In the Quamen document I was struck by the statement that syntactic web searches are fundamentally binary. This should not have been revelatory, but it really connected with a post-deconstruction era understanding of language—or rather didn’t connect. As we develop more sophisticated ways of approaching the data that we normally just read, it’s both maddening and invigorating to confront a familiar problem. But semantic web databases represent an answer to the binary limitation by introducing a range of predicates linking subject and object rather than just offering an attribute connected to an entity.
How I understand the relationship between traditional databases and semantic web databases reaches back to my post about databases a few weeks ago in which I looked for similarities between documents and databases. I believe the similarity to be found in the ideas of inclusion and exclusion—in a document, each word introduces a range of possibilities for the next word and so on and so forth while a databases includes or excludes based on a particular attribute. After a query is levied at the daaset, human readers can then begin to interpret based on a set of inclusions and exclusions. This model, however, rests on a binary system—each query a matic of the presence or absence of a particular attribute—i.e. “database, give me a list of all texts that are novels and tell a strictly linear narrative.” There are four possibilities: (Yes, Yes)—the dataset that is retrieved or included—(no, yes), (yes, no), and (no, no). each ordered pair represetnts a binary opposition through which I can include or exclude the entity. Insofar as I understand them, however, semantic web databases break free of this system and can engage more nuanced queries.
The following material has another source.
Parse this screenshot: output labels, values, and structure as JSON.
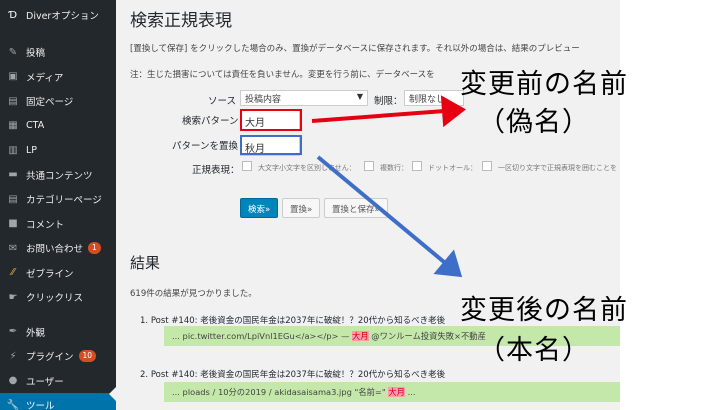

Triplestore databases are built on a similar set of rules to traditional relational databases, but they can represent the data with much more fidelity. I wonder how far this fidelity goes, however, it seems that we could be constructing another Borges tale, we are constructing a database that represents the world so well, that the barrier between the thing and the representation begin to fade. Further, is there any chance that we are moving toward a systemic understanding of the universe which will require that system to describe itself? I am really just thinking of the theories coined by Kurt Gödel which held that systems could reach a level of complexity in which the system could describe itself. He theorized that once this happens, the system basically falls apart—true systemic fidelity is untenable.
I do wonder, however, about a phrase that came up repeatedly in the Bizer piece. Bizer describes linked data as “a web of things in the world, described by data on the web,” which made me think about a number of issues regarding the relationships between objects in the world, and the world’s relationship to representation. It seems that we want to draw back the curtain of this world to see the raw data of existence, but this process is predicated on a human perspective. Is the data that is on the web in Bizer’s statement data about the world, or data about us? I think its likely that its split between these two possibilities, but how well can an SWD tell the difference?
I, too, began to see connections between linked data and literary consciousness. Godel and Borges are certainly apt connections to make, and speak to our desire for information to explain itself. Your statement that “it seems that we want to draw back the curtain of this world to see the raw data of existence” connects to these sentiments, and it connects to our deepest intimations of ontology. The idea that information is a sort of Kantian object, an object that depends on its user or observer for meaning, is an interesting way to look at digital information. If we want to pull back the curtain, we infer that that information is not meaning-making in and of itself.